In collaboration with the District of North Saanich in Vancouver Island, Tugce's project examines the potential role of green infrastructure in the context of resilience planning to increase coastal adaptation to sea level rise and to reduce losses from coastal flooding.

Research Description

Besides accommodating most of its population, British Columbia’s coasts provide substantial economic, environmental and social services. Yet they are increasingly exposed and vulnerable to changes in the sea level, leading to economic and social impacts. Green infrastructure (e.g., saltmarshes) has been shown to play an important role in reducing vulnerability to coastal hazards. The benefits of green infrastructure depend, however, on factors such as sea level rise, wave exposure, the characteristics of coastal landscapes and coastal land use. My project examines the potential of green infrastructure to reduce losses from coastal flooding in the context of sea-level rise and storm surge, focusing on the Salish Sea region. As part of my project, I work with the District of North Saanich municipal experts and stakeholders, and coordinate a resilience planning project to develop community-specific green infrastructure adaptive scenarios for coastal flooding.

What does being a Public Scholar mean to you?

Being a public scholar means that the stakeholders and the end users I engage throughout my research project can have meaningful and continuous contributions to the different phases of the resilience planning project I am conducting with the District of North Saanich. It means that I don’t simply seek the public opinion on a project or a decision. Rather, it means I listen them and work with them. I design and plan the project with my stakeholders - based on their needs and expectations - and we decide together at the end.

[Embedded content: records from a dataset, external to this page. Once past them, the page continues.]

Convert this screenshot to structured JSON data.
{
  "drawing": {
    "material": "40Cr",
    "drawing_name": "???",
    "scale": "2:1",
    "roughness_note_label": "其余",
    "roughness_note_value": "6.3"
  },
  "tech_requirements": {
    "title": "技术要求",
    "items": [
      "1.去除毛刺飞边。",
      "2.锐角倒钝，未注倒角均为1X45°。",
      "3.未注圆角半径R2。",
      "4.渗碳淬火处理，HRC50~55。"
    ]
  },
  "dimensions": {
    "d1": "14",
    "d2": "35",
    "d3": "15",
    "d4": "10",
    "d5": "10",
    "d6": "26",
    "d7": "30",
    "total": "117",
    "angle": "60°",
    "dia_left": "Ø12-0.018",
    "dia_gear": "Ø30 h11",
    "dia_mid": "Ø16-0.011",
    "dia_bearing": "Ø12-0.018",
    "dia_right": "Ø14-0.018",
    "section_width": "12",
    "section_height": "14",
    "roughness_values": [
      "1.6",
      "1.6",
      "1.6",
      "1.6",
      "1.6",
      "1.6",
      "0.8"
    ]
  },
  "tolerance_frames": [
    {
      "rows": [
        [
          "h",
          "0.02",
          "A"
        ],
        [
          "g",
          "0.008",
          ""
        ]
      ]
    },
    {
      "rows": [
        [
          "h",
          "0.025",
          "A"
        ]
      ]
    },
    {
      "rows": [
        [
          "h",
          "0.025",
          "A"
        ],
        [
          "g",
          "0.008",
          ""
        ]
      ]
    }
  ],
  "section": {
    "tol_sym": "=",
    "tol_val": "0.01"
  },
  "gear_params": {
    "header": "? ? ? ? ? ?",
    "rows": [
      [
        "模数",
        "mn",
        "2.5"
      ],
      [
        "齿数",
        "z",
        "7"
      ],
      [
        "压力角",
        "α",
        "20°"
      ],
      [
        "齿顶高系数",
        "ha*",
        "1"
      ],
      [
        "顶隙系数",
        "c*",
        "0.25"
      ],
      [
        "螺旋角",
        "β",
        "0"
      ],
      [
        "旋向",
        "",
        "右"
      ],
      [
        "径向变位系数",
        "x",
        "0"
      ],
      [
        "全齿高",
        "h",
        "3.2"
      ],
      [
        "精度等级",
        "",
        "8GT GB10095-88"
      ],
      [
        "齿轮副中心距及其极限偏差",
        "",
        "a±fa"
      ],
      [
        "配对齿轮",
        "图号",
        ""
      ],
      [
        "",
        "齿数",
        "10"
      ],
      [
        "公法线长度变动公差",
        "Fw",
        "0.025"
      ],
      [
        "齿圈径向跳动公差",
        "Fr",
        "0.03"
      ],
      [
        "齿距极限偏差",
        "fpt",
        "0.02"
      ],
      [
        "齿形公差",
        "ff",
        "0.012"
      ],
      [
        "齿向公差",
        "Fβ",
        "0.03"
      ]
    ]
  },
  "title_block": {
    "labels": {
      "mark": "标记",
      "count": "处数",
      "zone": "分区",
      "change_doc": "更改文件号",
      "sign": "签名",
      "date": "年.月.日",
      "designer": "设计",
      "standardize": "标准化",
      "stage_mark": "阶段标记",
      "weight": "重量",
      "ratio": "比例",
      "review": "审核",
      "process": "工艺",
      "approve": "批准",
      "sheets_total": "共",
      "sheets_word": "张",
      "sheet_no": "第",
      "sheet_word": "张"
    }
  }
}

In what ways do you think the PhD experience can be re-imagined with the Public Scholars Initiative?

I think the culture around what a PhD work should look like has been changing. In this change, the roles of initiatives such as Public Scholars Initiative have been crucial. It is important that PSI and other such initiatives keep advocating for non-traditional PhD works, and PSI scholars keep showcasing the important work they have been doing.

How do you envision connecting your PhD work with broader career possibilities?

I believe networking is key to connecting my PhD work with other career possibilities. Throughout my project, I work with various provincial, regional and local government experts and practitioners, as well as NGOs, coastal engineering consultants and environmental law groups. I am building an extensive network of practitioners both in the region and in the broader global academic and non-academic community.

How does your research engage with the larger community and social partners?

Preparedness for climate change, or adaptation to climate change is more meaningful when it is implemented locally. But this does not mean that a community should isolate itself from the larger social, institutional and geographic contexts. In my research with the District of North Saanich, I organized an expert group to discuss the technical aspects of the project. This expert group includes members of the Capital Regional District, Provincial Government, neighboring communities, environmental law groups and NGOs. I believe in addition to finding adaptation solutions to climate change, this project is a learning experience for all participating parties. Resilience planning is a relatively new concept and there is no one-way of doing things. I hope this project – in the end – can provide a knowledge sharing platform for other communities who wishes to do their resilience planning projects and for practitioners who are responsible for climate change actions in general. 

How do you hope your work can make a contribution to the “public good”?

This project will be one of the few case studies where provincial and regional guidelines for climate change adaptation will be applied in local level. Therefore it will set a valuable example for other communities, particularly small communities with limited access to various academic, economic, human capital and technical resources. Besides, it will create an informed discussion around climate change impacts and local strategies for adaptation.

Why did you decide to pursue a graduate degree?

As an urban planner, I recognized that to be able to address challenging issues of cities and future developments, I have to be equipped with expertise in other fields such as climate change, ecosystem services and resource management. Therefore, I decided to start my graduate studies in an interdisciplinary program, which would provide valuable theoretical, intellectual and practical learning experience. 

Why did you choose to come to British Columbia and study at UBC?

Two main reasons impacted why I chose UBC. First, the RMES (Resource Management and Environmental Studies) program is known to be one of the best interdisciplinary programs in the world. In addition, the RMES faculty members are exceptional academics in their respective fields. A chance to be trained by such qualified academics was very important. Second, I wanted to live in the City of Vancouver and explore British Columbia's unique nature.


I design and plan the project with my stakeholders - based on their needs and expectations - and we decide together".